**WORK TO BE COMPLETED**
In how many lines of the data does the word "JSON" appear? Give the number by itself.

**THE DATA**
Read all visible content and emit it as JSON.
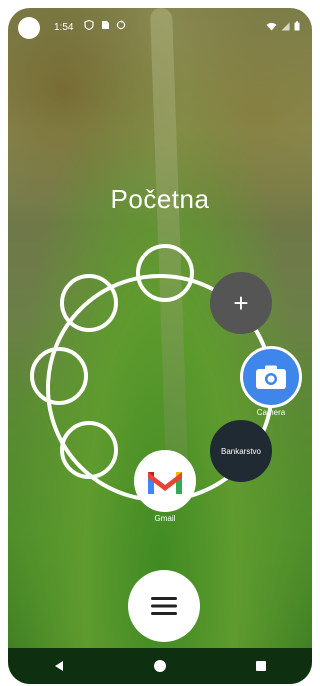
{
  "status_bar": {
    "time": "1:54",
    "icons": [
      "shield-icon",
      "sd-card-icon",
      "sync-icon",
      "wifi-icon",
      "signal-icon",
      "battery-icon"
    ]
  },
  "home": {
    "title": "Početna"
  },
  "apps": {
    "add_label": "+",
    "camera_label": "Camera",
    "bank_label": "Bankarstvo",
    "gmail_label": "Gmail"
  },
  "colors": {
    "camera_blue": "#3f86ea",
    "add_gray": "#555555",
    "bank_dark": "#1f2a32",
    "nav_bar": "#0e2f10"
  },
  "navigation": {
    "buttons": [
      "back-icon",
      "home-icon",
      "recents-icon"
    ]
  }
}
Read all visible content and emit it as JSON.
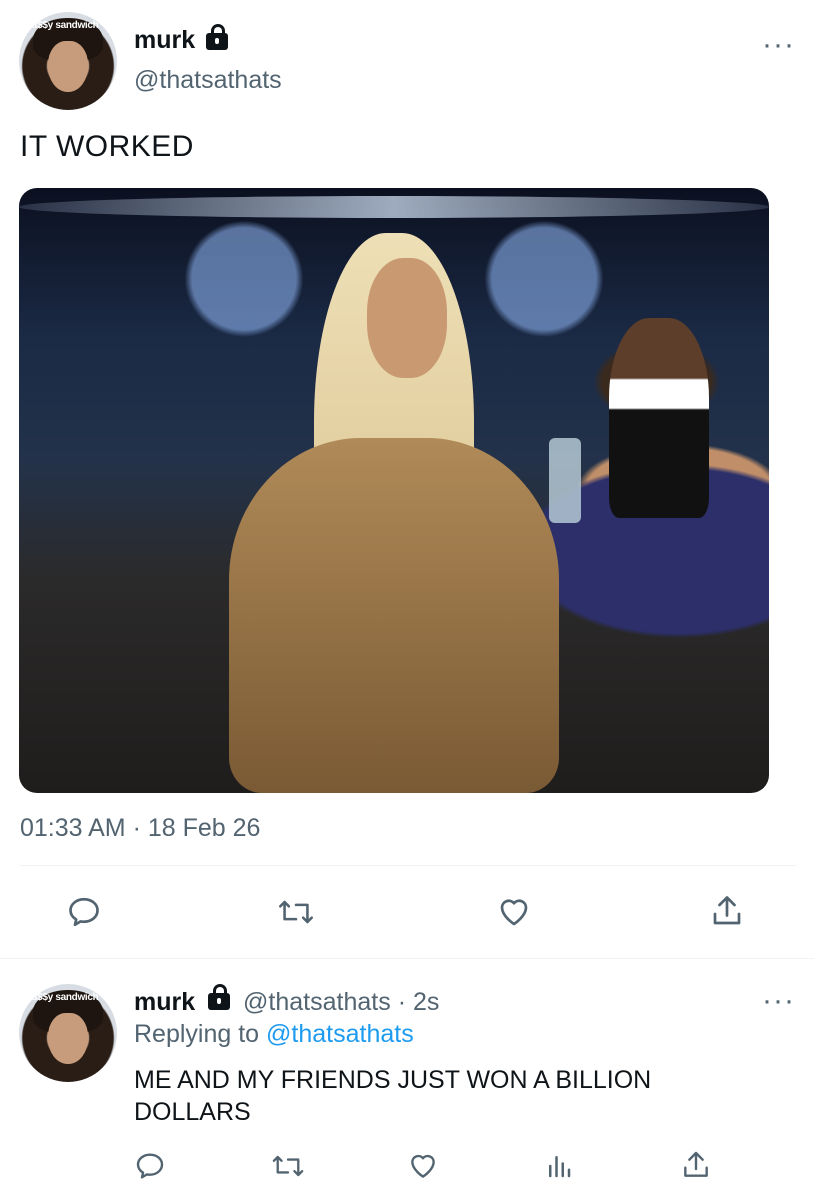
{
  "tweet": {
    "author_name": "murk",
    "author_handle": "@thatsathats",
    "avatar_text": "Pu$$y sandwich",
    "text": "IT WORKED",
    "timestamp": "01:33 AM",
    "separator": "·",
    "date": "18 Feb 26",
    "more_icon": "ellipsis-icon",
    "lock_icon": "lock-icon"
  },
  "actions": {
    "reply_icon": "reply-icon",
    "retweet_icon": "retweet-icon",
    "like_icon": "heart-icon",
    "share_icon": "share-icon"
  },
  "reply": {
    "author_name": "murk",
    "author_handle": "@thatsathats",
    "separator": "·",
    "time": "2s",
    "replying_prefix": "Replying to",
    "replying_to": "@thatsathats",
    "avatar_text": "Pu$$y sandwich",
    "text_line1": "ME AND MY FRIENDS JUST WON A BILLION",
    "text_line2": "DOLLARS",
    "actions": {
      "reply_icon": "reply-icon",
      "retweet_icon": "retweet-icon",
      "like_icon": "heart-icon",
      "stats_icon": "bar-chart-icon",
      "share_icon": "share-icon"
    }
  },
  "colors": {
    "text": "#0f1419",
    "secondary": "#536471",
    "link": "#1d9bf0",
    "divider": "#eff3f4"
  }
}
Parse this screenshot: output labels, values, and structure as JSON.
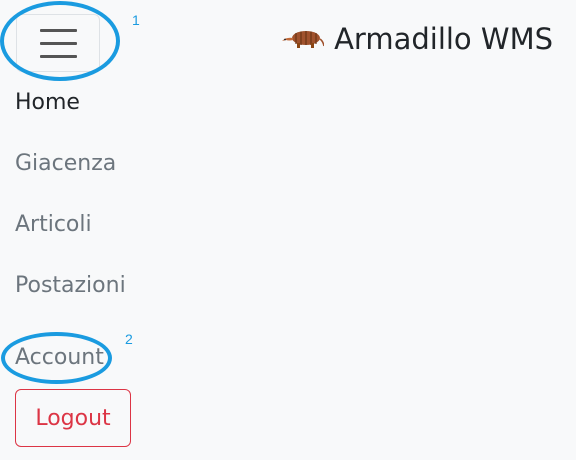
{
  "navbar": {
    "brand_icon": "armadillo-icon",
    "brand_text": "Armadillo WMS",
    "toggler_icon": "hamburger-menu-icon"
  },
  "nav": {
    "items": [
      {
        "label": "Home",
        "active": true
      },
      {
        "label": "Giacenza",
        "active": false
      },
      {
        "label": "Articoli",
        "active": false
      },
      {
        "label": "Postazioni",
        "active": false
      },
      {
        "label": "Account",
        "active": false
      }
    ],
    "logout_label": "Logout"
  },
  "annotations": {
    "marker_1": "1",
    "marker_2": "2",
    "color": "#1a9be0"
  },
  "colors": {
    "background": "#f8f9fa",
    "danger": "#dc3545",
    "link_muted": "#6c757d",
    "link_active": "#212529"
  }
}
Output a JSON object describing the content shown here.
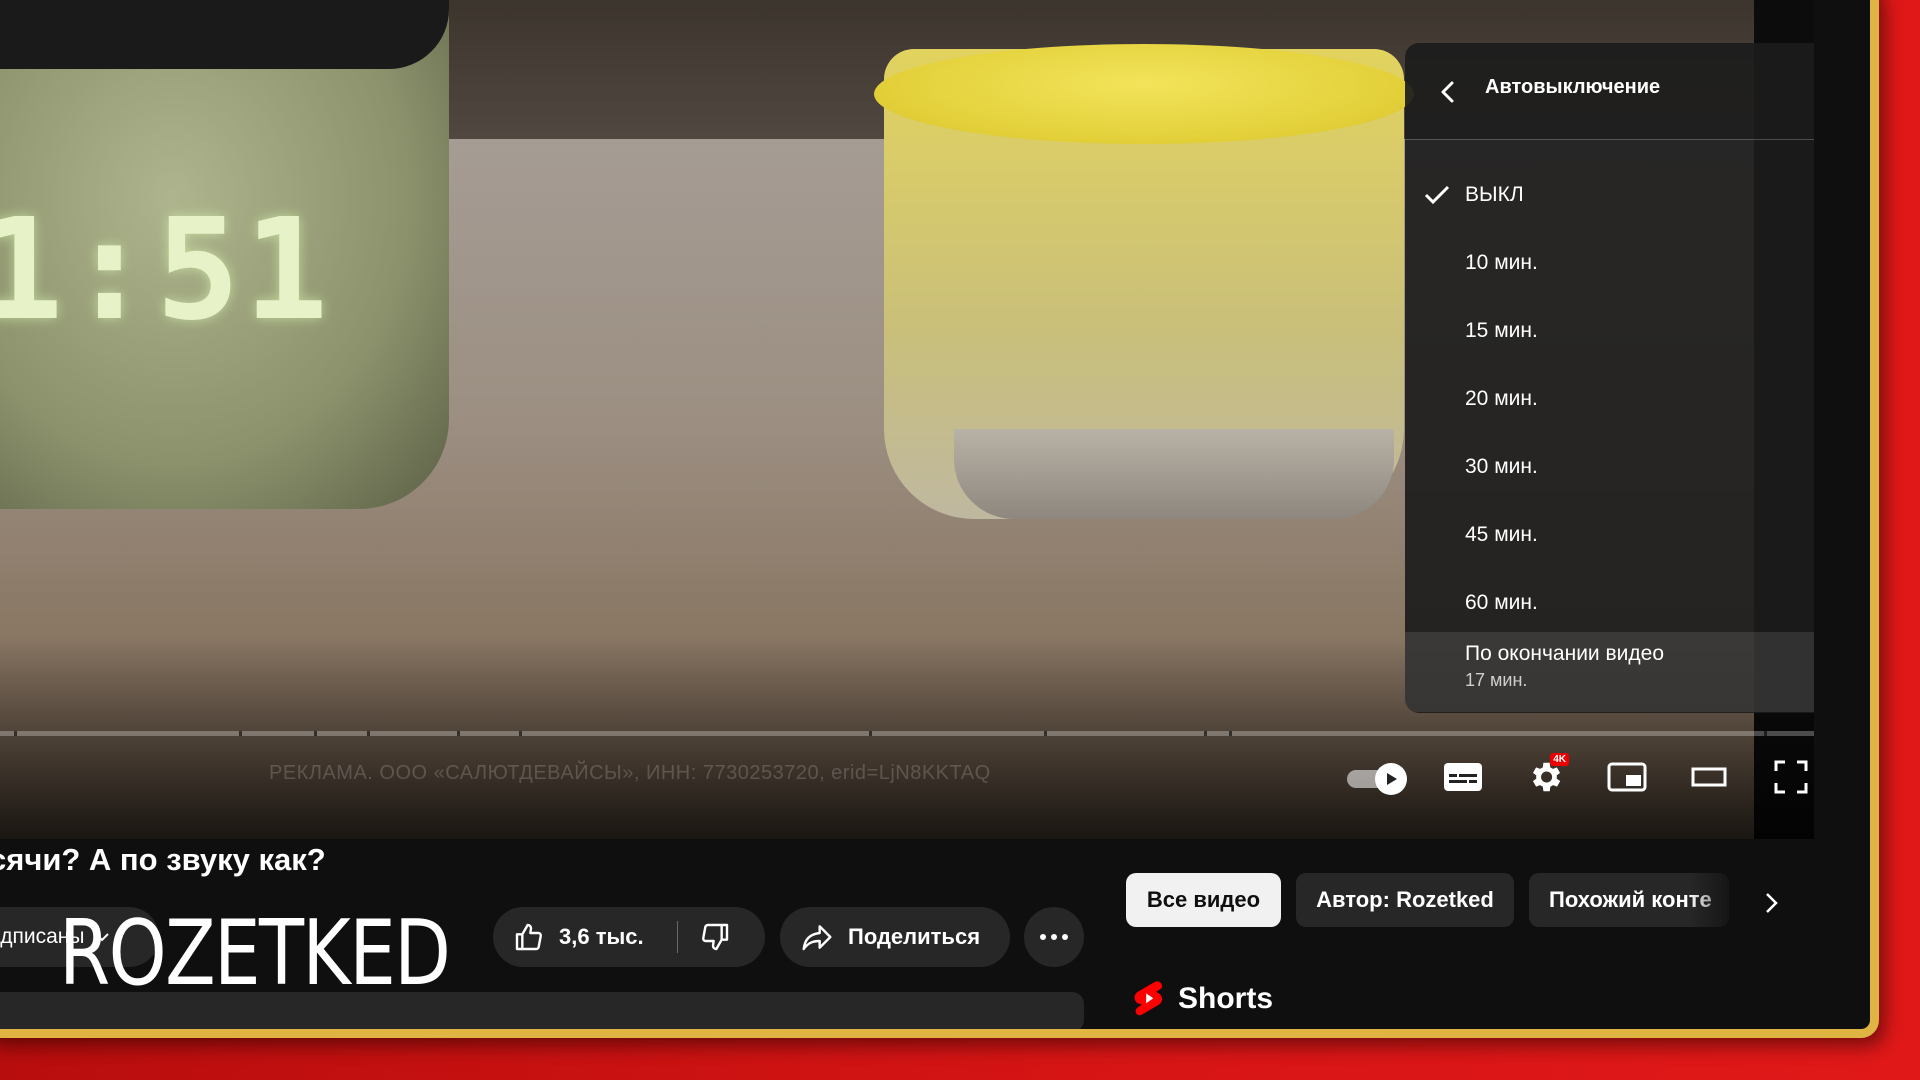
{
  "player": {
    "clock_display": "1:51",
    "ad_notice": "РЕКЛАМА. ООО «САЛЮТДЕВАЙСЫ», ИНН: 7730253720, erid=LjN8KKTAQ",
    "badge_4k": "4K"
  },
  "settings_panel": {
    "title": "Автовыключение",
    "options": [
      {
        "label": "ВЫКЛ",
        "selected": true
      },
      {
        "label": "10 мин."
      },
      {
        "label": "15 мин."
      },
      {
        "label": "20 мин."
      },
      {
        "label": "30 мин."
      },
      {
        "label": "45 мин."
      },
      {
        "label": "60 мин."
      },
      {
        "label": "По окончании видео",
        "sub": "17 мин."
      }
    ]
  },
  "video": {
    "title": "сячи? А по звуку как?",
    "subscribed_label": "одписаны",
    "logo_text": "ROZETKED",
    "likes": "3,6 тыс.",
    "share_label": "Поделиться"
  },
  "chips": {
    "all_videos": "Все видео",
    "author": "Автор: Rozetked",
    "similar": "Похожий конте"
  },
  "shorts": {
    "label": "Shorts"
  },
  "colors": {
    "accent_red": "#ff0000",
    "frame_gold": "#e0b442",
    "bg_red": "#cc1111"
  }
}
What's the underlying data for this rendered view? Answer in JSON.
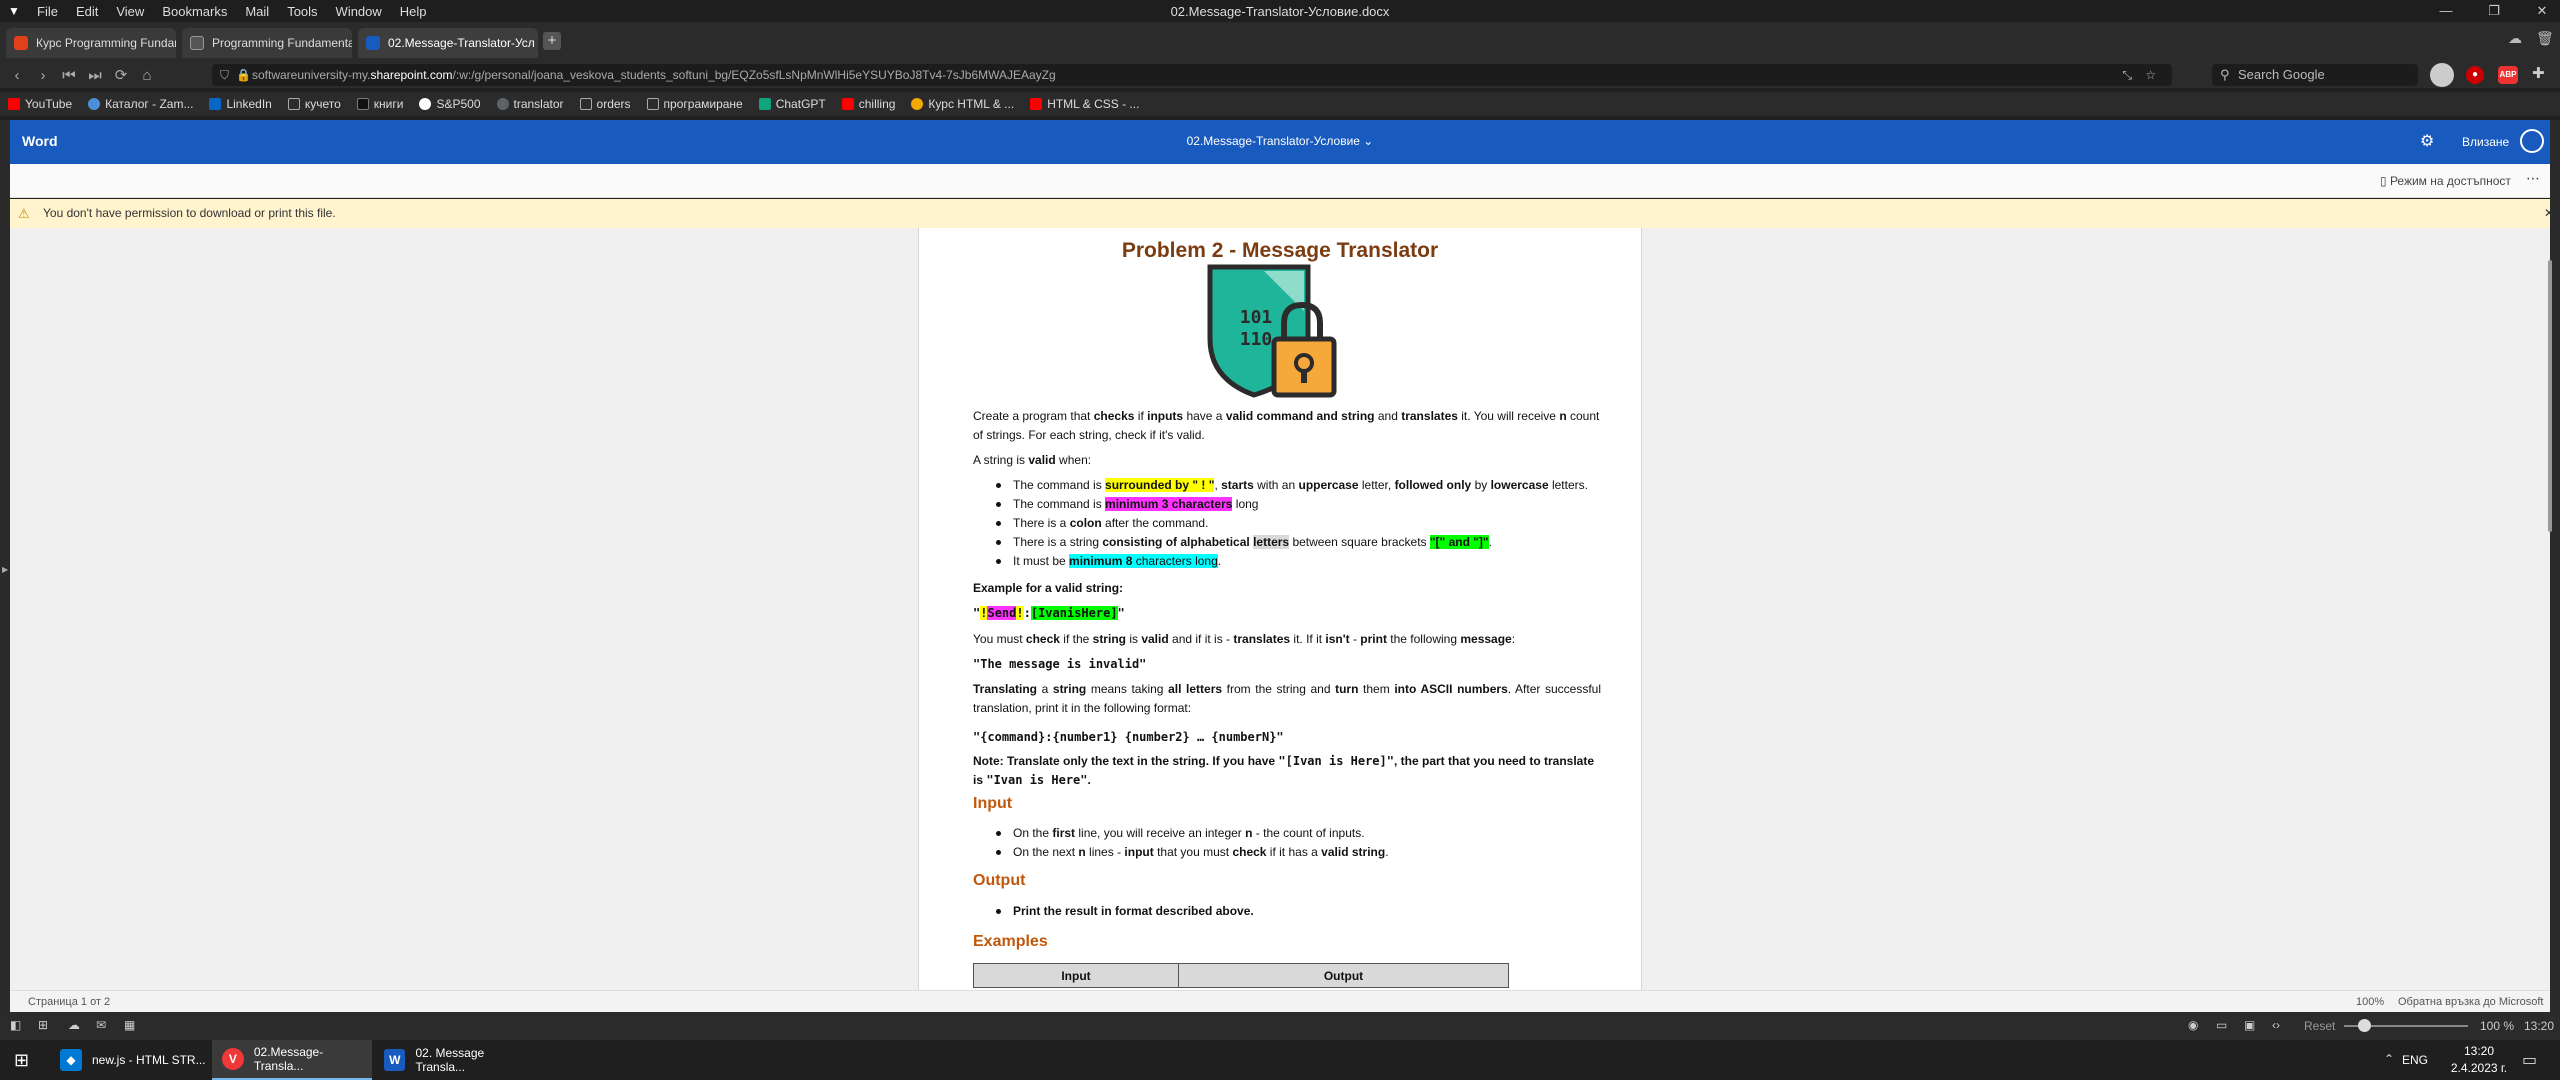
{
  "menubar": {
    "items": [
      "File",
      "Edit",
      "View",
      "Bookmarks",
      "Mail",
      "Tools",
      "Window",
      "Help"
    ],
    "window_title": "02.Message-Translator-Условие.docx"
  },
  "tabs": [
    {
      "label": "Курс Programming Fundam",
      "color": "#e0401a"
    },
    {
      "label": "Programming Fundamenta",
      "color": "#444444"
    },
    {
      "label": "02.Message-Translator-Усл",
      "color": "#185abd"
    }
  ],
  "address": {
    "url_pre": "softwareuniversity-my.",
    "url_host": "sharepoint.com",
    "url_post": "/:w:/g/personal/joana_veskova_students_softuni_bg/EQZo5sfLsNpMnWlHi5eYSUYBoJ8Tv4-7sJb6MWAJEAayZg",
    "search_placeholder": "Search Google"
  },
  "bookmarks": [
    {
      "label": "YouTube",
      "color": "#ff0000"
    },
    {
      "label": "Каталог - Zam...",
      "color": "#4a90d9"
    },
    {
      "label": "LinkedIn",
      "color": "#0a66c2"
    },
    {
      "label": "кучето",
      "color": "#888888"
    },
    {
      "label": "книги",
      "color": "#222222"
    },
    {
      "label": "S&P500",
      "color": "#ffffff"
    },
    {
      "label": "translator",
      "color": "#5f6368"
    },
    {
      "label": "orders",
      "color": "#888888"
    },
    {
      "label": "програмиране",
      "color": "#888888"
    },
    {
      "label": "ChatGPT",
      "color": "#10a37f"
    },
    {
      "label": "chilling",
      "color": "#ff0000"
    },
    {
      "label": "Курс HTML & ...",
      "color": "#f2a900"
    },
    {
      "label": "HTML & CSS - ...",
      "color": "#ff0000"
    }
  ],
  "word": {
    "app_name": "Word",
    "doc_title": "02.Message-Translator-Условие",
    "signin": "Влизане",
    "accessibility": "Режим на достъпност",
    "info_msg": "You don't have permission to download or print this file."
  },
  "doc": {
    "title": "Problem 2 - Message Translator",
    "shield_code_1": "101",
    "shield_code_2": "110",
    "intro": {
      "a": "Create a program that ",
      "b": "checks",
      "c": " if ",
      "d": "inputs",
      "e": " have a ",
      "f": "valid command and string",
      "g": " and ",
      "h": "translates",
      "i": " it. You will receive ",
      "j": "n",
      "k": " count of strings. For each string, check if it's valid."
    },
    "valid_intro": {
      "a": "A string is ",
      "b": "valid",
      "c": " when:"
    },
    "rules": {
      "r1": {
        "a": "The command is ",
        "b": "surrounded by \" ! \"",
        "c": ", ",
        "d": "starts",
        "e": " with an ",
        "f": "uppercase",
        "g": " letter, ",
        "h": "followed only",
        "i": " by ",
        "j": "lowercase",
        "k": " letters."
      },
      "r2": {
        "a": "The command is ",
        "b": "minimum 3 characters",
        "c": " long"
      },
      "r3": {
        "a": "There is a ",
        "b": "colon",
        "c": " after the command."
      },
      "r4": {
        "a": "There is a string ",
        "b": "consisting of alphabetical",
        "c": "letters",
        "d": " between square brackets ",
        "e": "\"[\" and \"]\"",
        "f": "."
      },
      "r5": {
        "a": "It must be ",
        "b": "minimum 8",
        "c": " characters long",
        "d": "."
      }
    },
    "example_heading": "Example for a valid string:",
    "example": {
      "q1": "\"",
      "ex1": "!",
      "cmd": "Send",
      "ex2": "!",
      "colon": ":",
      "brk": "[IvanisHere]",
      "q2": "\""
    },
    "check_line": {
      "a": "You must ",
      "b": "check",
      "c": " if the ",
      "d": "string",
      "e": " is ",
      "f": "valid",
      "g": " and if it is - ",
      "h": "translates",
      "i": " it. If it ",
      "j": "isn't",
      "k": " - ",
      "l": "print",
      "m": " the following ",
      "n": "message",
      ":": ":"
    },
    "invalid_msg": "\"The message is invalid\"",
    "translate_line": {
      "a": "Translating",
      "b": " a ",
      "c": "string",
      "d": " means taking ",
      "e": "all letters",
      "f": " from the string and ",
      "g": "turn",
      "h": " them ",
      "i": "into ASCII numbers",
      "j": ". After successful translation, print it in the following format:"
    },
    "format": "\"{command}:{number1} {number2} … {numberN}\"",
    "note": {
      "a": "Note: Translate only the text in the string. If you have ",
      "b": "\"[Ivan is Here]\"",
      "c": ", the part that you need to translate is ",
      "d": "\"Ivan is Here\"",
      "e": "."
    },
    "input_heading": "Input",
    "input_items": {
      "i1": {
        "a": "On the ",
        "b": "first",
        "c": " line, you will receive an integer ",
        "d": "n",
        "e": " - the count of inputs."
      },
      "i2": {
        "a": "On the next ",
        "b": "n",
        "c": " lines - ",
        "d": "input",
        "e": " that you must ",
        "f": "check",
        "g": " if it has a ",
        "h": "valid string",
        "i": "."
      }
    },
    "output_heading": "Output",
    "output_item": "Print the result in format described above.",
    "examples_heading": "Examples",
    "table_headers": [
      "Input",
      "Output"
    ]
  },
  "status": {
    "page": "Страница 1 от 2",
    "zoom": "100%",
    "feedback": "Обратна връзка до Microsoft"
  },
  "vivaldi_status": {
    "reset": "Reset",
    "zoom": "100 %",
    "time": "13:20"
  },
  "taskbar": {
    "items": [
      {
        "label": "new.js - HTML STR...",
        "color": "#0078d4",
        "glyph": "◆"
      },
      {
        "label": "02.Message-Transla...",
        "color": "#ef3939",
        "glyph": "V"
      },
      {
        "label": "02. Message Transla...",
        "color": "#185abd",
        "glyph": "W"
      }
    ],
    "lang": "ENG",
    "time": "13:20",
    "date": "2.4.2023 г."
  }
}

**EXPECTED OUTPUT**
5